THE INNER WORKINGS

What is a BID anyway? As part of our primer, we figured we’d give you the 101 of creating and operating one in the District.

HOW THEY WORK

BIDs are formed in commercial areas by property owners and commercial tenants, who so long as they’re inside a BID’s boundaries are automatically members. In Mount Vernon, residential tenants are also BID members. The good news is the BID will work to make your neighborhood cleaner, safer and a more attractive area to do business. The bad news is you’re funding it with additional real property tax.

HOW THEY’RE STARTED

A nonprofit must be incorporated for the purpose of becoming a BID. That nonprofit’s board of directors — who would be local property owners — would then submit an application with the mayor’s office seeking to be registered as an official BID. They must include a signed statement explaining the nonprofit and laying out proposed BID territory, including property values. At least 25 percent of the commercial property owners in the BID’s proposed area must sign the statement to show support for those extra taxes. The BID application also has to include a business plan, a tax assessor’s map that clearly outlines BID boundaries, a list of members, articles of incorporation and bylaws, and information on the bank where the BID would establish its accounts.

A BID IS BORN

The Downtown D.C. BID was the very first to come about in the District in 1997, and remains the biggest. Rich Bradley was its first executive director, a position he held until last year, when Neil Albert took the reins. The BID takes credit for extending Metro’s midnight closing time to later in the night on weekends — a change that boosted D.C.’s nightlife. At its inception, the BID covered 140 blocks. But in 2008, it ceded two blocks to the then-new NoMa BID.

THE NEW BIDS ON THE BLOCK

• Anacostia (2012): This BID’s mission was geared toward beautification of the area, landscaping and trash removal, while also operating like a chamber of commerce for area businesses. Because of its tax-exempt status (see “bid structures” at left), it can apply for grants — including a $300,000 grant it received last year.

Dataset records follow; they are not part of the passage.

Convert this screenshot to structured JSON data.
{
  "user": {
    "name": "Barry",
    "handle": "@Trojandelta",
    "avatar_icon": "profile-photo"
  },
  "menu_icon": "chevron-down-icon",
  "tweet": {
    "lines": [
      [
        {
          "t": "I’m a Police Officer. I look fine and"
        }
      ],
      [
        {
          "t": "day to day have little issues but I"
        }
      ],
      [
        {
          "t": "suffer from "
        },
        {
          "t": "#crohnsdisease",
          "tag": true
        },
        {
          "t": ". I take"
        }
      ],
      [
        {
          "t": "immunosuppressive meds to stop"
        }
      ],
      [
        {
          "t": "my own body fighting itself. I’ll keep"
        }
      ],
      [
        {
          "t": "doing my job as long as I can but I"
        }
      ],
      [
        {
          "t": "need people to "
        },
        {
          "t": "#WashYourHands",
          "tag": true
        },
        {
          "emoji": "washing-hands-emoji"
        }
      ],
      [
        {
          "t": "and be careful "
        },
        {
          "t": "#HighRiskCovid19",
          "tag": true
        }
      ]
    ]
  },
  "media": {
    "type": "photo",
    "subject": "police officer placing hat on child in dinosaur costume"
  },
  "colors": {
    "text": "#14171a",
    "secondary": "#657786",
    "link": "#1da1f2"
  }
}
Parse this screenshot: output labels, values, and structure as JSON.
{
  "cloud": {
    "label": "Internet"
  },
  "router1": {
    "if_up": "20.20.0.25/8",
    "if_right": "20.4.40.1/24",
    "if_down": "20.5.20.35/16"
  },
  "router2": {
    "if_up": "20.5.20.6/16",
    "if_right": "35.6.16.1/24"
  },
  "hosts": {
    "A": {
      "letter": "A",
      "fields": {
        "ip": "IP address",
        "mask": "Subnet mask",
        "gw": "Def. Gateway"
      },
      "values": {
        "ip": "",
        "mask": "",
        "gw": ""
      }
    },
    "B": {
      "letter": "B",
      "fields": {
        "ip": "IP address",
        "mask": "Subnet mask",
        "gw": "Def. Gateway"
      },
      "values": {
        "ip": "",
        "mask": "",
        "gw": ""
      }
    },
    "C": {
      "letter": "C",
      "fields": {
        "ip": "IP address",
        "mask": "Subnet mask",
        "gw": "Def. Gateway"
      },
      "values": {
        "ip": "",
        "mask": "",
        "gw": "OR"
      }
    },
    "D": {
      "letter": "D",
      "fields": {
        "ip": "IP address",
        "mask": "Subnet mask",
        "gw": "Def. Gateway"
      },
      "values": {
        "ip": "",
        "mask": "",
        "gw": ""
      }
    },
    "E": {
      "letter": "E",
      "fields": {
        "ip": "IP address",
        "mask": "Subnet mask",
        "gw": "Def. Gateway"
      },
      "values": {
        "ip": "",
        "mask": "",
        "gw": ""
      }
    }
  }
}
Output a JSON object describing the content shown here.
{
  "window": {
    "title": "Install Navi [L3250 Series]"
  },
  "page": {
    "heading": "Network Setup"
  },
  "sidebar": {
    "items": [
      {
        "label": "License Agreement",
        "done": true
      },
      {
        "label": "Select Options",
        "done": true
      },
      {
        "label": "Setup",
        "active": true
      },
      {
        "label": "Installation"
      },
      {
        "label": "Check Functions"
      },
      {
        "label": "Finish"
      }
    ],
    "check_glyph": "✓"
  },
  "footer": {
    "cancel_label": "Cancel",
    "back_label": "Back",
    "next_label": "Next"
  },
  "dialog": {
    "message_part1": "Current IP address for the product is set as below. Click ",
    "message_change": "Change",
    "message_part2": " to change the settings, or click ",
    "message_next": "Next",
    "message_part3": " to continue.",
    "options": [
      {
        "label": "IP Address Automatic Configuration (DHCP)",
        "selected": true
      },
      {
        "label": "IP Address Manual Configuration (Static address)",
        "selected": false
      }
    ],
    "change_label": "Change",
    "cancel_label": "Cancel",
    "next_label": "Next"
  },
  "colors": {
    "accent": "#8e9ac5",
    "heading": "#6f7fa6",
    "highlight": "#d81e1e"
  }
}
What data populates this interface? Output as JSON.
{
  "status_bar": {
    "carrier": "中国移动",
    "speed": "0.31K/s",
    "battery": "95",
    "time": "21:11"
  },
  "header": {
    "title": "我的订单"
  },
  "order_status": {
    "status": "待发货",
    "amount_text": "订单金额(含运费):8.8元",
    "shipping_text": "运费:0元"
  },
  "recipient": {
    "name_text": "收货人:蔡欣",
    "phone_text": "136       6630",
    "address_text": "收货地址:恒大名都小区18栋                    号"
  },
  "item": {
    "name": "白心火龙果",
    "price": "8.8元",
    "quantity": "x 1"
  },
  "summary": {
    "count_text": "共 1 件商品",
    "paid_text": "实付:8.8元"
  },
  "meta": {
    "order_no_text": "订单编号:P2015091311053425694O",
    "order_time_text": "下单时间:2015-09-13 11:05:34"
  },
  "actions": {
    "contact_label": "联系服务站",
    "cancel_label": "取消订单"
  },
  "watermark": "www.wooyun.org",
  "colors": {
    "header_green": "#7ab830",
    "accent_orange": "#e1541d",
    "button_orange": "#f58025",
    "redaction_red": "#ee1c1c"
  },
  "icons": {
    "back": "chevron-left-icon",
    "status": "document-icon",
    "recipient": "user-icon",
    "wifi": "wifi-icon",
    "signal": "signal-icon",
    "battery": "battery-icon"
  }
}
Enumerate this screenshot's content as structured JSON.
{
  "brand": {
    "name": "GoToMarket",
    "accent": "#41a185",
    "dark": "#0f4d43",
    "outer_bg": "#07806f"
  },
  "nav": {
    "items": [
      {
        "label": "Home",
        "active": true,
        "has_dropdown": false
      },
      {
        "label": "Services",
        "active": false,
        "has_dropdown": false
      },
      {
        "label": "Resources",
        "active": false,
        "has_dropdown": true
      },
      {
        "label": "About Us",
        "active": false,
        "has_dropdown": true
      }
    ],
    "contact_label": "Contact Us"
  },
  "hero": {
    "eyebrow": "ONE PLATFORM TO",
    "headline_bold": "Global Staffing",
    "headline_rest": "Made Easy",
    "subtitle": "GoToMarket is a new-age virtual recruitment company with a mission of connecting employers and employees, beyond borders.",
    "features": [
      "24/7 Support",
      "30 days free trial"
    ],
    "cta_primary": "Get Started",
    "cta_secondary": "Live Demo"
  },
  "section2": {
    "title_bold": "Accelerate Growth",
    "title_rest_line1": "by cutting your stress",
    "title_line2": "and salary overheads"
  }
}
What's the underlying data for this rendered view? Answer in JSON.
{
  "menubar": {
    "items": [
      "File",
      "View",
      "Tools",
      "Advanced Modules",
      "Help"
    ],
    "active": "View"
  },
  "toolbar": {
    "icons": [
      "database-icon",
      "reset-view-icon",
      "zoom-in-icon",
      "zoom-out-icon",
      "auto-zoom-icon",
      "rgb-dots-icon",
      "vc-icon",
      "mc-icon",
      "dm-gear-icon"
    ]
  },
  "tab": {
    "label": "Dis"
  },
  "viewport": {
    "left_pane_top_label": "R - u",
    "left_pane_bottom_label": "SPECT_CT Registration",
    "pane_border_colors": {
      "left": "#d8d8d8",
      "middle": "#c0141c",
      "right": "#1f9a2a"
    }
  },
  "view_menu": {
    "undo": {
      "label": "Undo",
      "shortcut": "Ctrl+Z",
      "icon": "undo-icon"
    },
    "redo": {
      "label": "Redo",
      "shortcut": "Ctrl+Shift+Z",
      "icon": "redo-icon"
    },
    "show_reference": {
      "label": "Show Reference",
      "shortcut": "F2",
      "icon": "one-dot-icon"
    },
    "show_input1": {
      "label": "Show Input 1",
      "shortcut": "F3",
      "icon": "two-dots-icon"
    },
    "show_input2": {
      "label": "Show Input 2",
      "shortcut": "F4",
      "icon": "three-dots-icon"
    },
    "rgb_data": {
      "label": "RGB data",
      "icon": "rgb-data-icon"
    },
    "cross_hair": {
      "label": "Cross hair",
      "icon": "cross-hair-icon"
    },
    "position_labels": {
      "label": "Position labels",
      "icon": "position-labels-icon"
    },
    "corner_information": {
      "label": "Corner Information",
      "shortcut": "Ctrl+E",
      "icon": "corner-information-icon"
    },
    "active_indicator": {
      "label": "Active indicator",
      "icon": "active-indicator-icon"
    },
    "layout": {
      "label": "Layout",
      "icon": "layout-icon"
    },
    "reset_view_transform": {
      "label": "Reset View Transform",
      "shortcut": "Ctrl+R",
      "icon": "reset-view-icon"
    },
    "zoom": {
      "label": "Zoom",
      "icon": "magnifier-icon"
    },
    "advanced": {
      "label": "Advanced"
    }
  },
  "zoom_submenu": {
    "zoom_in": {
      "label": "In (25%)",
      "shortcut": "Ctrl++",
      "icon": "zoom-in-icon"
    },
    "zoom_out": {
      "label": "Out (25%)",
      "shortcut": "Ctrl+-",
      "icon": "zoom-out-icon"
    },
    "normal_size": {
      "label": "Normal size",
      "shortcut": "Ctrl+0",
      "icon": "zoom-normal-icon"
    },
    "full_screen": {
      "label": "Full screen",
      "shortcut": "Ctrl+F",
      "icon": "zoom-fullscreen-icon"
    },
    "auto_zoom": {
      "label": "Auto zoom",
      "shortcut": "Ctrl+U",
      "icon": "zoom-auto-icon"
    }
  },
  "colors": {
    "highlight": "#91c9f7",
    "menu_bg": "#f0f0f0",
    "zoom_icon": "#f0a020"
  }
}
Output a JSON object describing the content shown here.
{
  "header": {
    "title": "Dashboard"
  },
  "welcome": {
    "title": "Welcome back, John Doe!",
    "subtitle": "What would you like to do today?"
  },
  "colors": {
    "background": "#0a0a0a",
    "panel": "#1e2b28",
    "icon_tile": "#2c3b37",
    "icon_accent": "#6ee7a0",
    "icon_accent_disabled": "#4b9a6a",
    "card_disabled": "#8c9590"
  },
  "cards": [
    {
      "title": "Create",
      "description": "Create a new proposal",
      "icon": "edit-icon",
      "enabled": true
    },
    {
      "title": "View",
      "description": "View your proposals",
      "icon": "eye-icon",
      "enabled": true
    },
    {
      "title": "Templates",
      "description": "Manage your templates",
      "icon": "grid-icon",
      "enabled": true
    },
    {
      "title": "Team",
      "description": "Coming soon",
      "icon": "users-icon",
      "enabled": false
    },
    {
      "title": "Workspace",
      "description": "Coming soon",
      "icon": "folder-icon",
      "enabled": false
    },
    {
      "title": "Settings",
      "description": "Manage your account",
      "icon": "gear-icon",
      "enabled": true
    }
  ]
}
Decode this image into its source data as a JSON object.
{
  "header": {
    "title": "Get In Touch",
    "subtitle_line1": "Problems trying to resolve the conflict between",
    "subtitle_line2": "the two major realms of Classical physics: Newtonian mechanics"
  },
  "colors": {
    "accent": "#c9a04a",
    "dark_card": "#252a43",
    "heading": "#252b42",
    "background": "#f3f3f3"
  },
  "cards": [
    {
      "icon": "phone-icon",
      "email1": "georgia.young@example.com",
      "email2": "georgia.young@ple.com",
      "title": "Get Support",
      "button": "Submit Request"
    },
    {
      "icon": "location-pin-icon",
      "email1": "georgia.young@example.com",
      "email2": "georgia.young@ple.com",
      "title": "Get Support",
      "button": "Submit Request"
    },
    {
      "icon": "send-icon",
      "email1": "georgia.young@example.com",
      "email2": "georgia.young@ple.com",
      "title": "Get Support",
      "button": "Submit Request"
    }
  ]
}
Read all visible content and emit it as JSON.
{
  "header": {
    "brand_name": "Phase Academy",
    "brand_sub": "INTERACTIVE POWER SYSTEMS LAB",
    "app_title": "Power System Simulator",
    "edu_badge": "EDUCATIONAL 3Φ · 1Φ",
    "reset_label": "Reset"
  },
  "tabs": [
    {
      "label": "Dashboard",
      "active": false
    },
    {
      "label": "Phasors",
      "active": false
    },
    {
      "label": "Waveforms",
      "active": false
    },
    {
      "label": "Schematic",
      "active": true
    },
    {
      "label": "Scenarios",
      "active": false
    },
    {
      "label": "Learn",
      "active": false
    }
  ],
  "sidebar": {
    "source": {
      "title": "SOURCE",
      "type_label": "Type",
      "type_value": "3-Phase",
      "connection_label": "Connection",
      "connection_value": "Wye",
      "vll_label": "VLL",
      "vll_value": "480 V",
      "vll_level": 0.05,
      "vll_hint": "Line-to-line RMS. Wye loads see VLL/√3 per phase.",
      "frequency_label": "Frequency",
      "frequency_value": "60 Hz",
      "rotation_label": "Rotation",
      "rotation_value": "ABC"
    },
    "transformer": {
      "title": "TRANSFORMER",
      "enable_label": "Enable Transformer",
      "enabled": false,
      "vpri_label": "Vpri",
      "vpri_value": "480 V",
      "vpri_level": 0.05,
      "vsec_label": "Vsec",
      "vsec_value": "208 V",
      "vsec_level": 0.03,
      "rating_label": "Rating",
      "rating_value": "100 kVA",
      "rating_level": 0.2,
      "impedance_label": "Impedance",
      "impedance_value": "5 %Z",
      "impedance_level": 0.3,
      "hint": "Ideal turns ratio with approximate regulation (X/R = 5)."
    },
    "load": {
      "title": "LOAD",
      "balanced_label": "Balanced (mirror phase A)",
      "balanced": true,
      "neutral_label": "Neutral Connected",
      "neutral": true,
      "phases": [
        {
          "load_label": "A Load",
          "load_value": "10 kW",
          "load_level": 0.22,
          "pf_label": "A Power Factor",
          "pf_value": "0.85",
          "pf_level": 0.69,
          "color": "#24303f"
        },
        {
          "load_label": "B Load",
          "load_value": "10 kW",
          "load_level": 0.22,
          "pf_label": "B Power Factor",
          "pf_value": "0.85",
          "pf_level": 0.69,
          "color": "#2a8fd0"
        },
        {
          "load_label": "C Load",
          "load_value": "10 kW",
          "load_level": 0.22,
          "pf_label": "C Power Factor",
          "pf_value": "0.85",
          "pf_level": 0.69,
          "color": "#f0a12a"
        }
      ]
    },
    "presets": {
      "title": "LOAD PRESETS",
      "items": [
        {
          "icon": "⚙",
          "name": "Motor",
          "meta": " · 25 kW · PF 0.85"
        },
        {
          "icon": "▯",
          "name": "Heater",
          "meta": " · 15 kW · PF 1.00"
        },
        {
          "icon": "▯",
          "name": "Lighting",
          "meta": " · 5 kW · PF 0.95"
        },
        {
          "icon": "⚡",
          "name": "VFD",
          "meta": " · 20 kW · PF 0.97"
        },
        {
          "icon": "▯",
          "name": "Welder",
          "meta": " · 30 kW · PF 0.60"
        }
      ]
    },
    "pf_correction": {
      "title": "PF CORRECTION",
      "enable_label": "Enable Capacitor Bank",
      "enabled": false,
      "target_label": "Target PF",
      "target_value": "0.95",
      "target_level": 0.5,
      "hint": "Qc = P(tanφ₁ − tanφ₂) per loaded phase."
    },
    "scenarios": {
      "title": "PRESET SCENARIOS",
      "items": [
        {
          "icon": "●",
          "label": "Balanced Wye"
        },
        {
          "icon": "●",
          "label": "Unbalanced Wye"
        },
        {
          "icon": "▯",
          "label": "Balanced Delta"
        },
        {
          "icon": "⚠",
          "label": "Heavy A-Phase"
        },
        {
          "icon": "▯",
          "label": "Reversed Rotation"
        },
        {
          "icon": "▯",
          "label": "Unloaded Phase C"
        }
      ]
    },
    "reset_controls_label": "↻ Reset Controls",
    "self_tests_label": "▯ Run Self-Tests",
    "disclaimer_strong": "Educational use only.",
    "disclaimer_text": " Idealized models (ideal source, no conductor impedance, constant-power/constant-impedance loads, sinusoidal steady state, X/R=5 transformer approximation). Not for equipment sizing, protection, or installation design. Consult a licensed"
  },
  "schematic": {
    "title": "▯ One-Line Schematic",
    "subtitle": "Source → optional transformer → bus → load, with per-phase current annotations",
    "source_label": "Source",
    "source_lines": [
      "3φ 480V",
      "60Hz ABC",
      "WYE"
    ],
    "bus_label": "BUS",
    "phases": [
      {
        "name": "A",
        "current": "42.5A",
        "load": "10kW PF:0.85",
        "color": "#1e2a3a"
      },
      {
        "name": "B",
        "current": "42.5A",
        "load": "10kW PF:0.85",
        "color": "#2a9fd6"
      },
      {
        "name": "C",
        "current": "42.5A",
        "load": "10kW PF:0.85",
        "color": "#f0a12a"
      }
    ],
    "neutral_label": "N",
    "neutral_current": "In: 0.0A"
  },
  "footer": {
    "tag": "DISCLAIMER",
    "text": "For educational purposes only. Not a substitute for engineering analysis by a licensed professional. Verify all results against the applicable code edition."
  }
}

• Southwest (2015): The very newest and 10th D.C. BID formed just last year for Southwest D.C. It is still in temporary offices in the ground floor at Arena Stage, with additional administrative offices at The Wharf — a development focus for the BID, among about 35 others. This BID may be new, but it’s one of the city’s largest, covering 128 block faces or more than 24.2 million commercial square feet. Eventually, it plans to get involved in public spaces, public transportation, helping the homeless and, as it shared with the Washington Business Journal late last year, bringing new lighting to major underpasses in its territory.